The Constitution: A Document of Compromises Both Great and Small
The United States Constitution was created in 1787 to replace America’s first constitution, known as the Articles of Confederation. These had proven largely ineffective in guaranteeing strong central government, shown especially through the lack of a coordinated response to Shays’ Rebellion.
The Constitution proper, “the supreme law of the land” that continues to govern the country even today first came into effect in March of 1789 after its ratification by the requisite number of states.
Getting the Constitution written, though, was no simple task.
In 1787, 55 delegates from all 13 states met to draft the document. As you might imagine, these 55 men all had varying opinions about what the new Constitution should look like and wanted to promote the interests of their own states. Plenty of debate ensued.
What emerged from all this deliberation and discussion was the foundation for a strong federal republic, with a few compromises thrown in to meet the demands of the various delegates, including three major ones: the Great Compromise, the Three-Fifths Compromise, and the establishment of the Electoral College
In this article, we’ll focus on the Great Compromise.
The Great Compromise Definition and Explanation
The Great Compromise is also referred to as the Connecticut Compromise, so-called because it was proposed by Roger Sherman and Oliver Ellsworth, two delegates from Connecticut. Simply put, the Great Compromise is why our Congress today has two houses: the lower chamber called the House of Representatives, and the upper chamber known as the Senate.
All the delegates present at the Constitutional Convention wanted to create a representative republic. The question, however, was “how many representatives should be apportioned to each of the 13 states?”
The idea was that states with more people should get more representatives, while states with lower populations would get fewer representations
It goes without saying that states with higher populations were fine with this idea.
The smaller states, on the other hand, felt it was unfair and wanted just as much representation as the larger states would have.
The constitutional convention was on the verge of collapse thanks to the issue
Enter the Great Compromise, which saved the day and solved the issue by creating two houses: a bicameral legislature.
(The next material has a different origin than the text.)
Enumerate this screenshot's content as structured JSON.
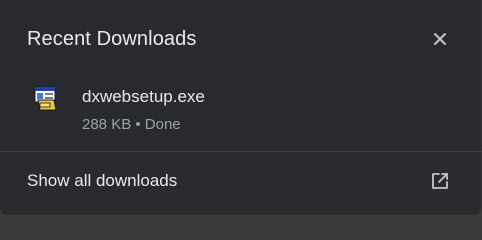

Still, the proposal was only narrowly accepted.
What did it entail?
Well, the number of representatives each state would get in the House of Representatives would be based on that particular state’s population, while all states would be able to elect two members to the United States Senate. In other words, larger states have more power in the House of Representatives, but the largest and the smallest state have the same amount of power in the Senate.
Let’s take a look at how all this works today.
California, as the most populous state in the Union, has 53 representatives while seven states – Alaska, North Dakota, South Dakota, Montana, Wyoming, Delaware, and Vermont – only have one.
However, both California with its nearly 40 million people, and Wyoming with its around 580,000 people have two seats in the Senate.
The number of members of the House of Representatives gets is determined every 10 years through the census, most recently conducted in 2020.
According to Article I, every state must have at least 1 representative, but there can not be more than 1 representative for every 30,000 people.
The House of Representatives threatened to become too large as the population of the country grew, and every 10 years Congress would make a law that stipulated the total number of representatives. Since 1963, the number of representatives has been fixed at 435.
As the population has grown, the power of smaller states has become more and more disproportionate in the Senate – small states can ask for more money from the federal government, for example, in exchange for voting on certain bills to get to the magic 51 number (more than half of 100, the total amount of senators) in order to pass it.
The Great Compromise was somewhat similar to the Three-Fifths Compromise – which counted 3/5 of enslaved people as part of a states’ population for purposes of the number of congresspeople allowed in the House of Representatives – in that it sought to satisfy two separate categories of states. In the case of the Three-Fifths Compromise, it was slaveholding and non-slaveholding states
The Great Compromise is written into Article I of the Constitution, which describes how the legislative branch functions.
The Great Compromise and the Electoral College
The Great Compromise also affects how the Electoral College works. Each state is assigned Electors based on the number of their House of Representatives and Senators combined. California, for example, has 55 electoral votes because they have 53 representatives and 2 senators. Montana (and the other six states mentioned earlier with only 1 representative) has 3 electoral votes because they have 1 representative and 2 senators.
All this directly affects where in the country presidential candidates choose to campaign – they’re going to focus on states that could vote Republican or Democrat (swing states) and that have a significant electoral count. Florida, with its 29 electoral votes, is a good example.
It is through the legislative branch (Congress) and the executive branch (the President, who is elected by the Electoral College) that the Great Compromise affects the United States today.
The Great Compromise is why the United States has two chambers in its legislature: the House of Representatives and the Senate. Collectively, these are referred to as the U.S. Congress. Members of the House of Representatives are typically referred to as “Congresspeople” – “Congressman” or “Congresswoman,” depending on gender – while members of the Senate are Senators.
The Great Compromise balances out concerns about representation based on population – although larger states have more power in the House of Representatives, all states have the same amount of power in the Senate.
All this ensures that every state is relevant when it comes to making laws that apply to the entire country – California can’t overpower Wyoming because, although they have (many) more Representatives in the House, they each have two senators.